As for what collapse means - I absolutely agree with whay you said. Collapse was probably a poor choice of words, "trending toward zero", a better term. On the main point, I still think there might be something to the fact that different societies can be less/ more naturally patriarchal though. Specifically in the case of Scandinavia there is some evidence that women had more power and influence than in many comparable cultures from quite a while back...Tacitus famously reports that the men seem to "listen to the women, and not because they are capable of sorcery (that would have been less eye-brow raising)!" (I might have stylized the quote somewhat from memory for dramatic effect) on... one of the 30 or so first pages of Germania, I think. I'm also quite positive there is some incident of one of the Arab historians from the crusades remarking upon the fact that "the Franks" allowed their women a conspicuous amount of freedom. I can't name a reference there though, so don't quote me on that.

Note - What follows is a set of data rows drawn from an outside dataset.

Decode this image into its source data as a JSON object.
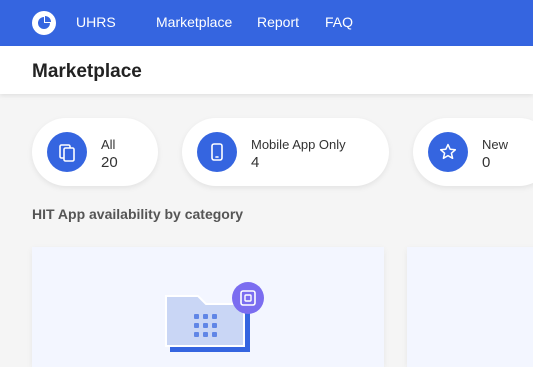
{
  "topbar": {
    "app_name": "UHRS",
    "nav": [
      "Marketplace",
      "Report",
      "FAQ"
    ]
  },
  "header": {
    "title": "Marketplace"
  },
  "filters": [
    {
      "label": "All",
      "count": "20",
      "icon": "copy-icon"
    },
    {
      "label": "Mobile App Only",
      "count": "4",
      "icon": "mobile-icon"
    },
    {
      "label": "New",
      "count": "0",
      "icon": "star-icon"
    }
  ],
  "section": {
    "title": "HIT App availability by category"
  },
  "colors": {
    "brand": "#3565e0",
    "badge": "#7b6df0"
  }
}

This is an important point. Ultimately, while governments can shape incentive structures and provide support for particular outcomes, the first and final determinants of this matter are the residents of a country and their culture. For example, Hungary [...] If, by contrast, one expects both fertility and government policy to be driven to some extent by culture, then no confusion is warranted.
Really? The Hungarian example is very interesting. Good for them. Orban and his government have been sending out signals just as as well as they have have been caught by the waves of public opinion, so that this should be a mutually reinforcing trend would make sense but primarily driven by culture makes sense. On a somewhat different note, I think I read a study somewhere about how ethnic Poles working in the UK have replacement level fertility, while in Poland this is not the case. But that could be explained by the selection criteria for the group moving away...
 
Last edited:
Apr 2018
979
Upland, Sweden
To do this you need to legally force living costs ... which will include internet, electricity, food, heating, taxes, phone bills, cars, rent/mortage to be sustainable on a single average wage... so £15-16k a year uk terms, should be enough to provide modern conveniences, roof and food and two kids.
Good luck.

And forcing or “encouraging” people to have kids sounds bad.
The world is overpopulated.
Why is it all put on women to have 2 kids? Should all men father 2 kids by the time they are 30 too?
Are you encouraging people to have kids outside of marriage?
Will people be forced/encouraged to get married before 25?
Well, to be honest though, only certain subsections of the world are actually growing. Practically the entire developed world is either contracting or static in terms of population growth, while practically all population growth is set to take place in the poorest parts of the world.

Having 2 children per women is also good because the alternative automatically means population aging, which has all sorts of negative side-effects and could well lead to greater resource use. Unless of course you plan to reintroduce something similar to the "Ättestupa"... (one of the many arguments for why pre-Christian Europe was not a very kind place).


But I see your point though. There is something totalitarian in the government taking too great an interest in family life...